### Assignment
Respond with nothing but the number of lines in this data that include the word "обмен".

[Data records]
^^^^^^^^^^^^^^^^

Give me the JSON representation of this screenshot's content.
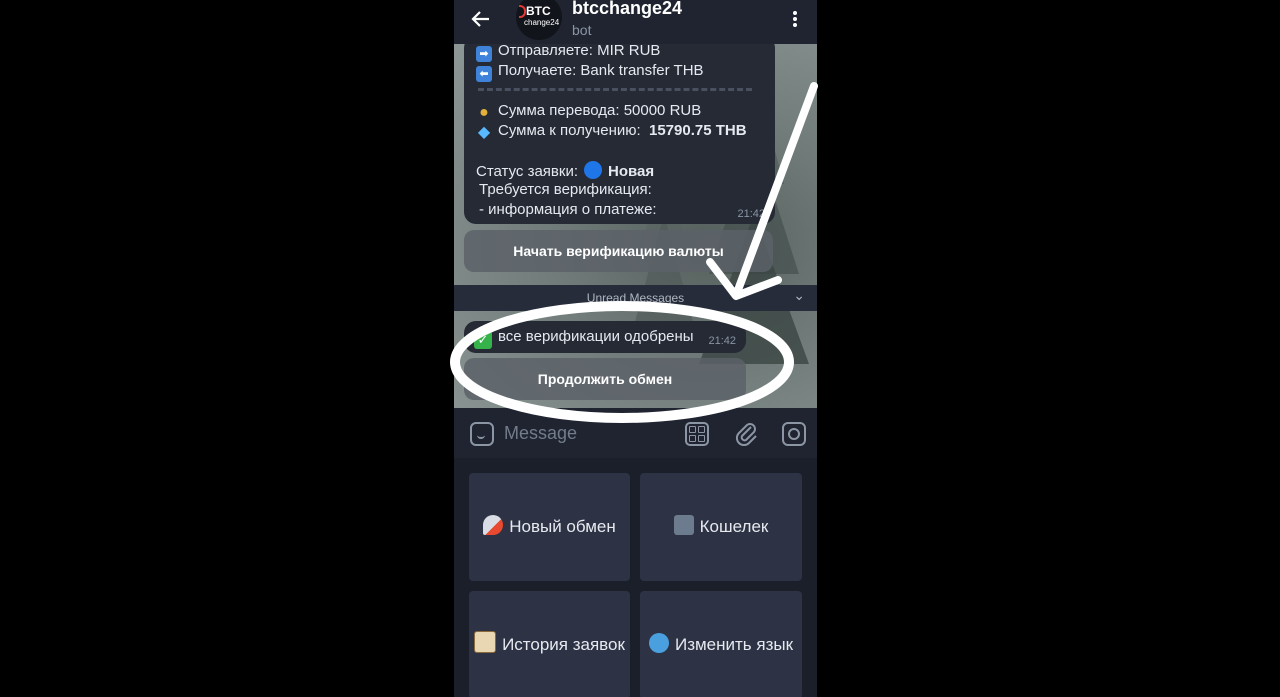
{
  "header": {
    "title": "btcchange24",
    "subtitle": "bot",
    "avatar": {
      "line1": "BTC",
      "line2": "change24"
    }
  },
  "message1": {
    "line_send": "Отправляете: MIR RUB",
    "line_receive": "Получаете: Bank transfer THB",
    "line_amount": "Сумма перевода: 50000 RUB",
    "line_get_label": "Сумма к получению:",
    "line_get_value": "15790.75 THB",
    "status_label": "Статус заявки:",
    "status_value": "Новая",
    "verify_required": "Требуется верификация:",
    "verify_item": "- информация о платеже:",
    "time": "21:42"
  },
  "inline_button_1": "Начать верификацию валюты",
  "unread_label": "Unread Messages",
  "message2": {
    "text": "все верификации одобрены",
    "time": "21:42"
  },
  "inline_button_2": "Продолжить обмен",
  "input": {
    "placeholder": "Message"
  },
  "keyboard": [
    {
      "label": "Новый обмен",
      "icon": "rocket-icon"
    },
    {
      "label": "Кошелек",
      "icon": "folder-icon"
    },
    {
      "label": "История заявок",
      "icon": "clipboard-icon"
    },
    {
      "label": "Изменить язык",
      "icon": "globe-icon"
    }
  ],
  "colors": {
    "header_bg": "#1f2430",
    "bubble_bg": "#252a35",
    "keyboard_btn_bg": "#2d3344",
    "annotation": "#ffffff"
  }
}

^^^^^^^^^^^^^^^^

### Answer for this exercise
2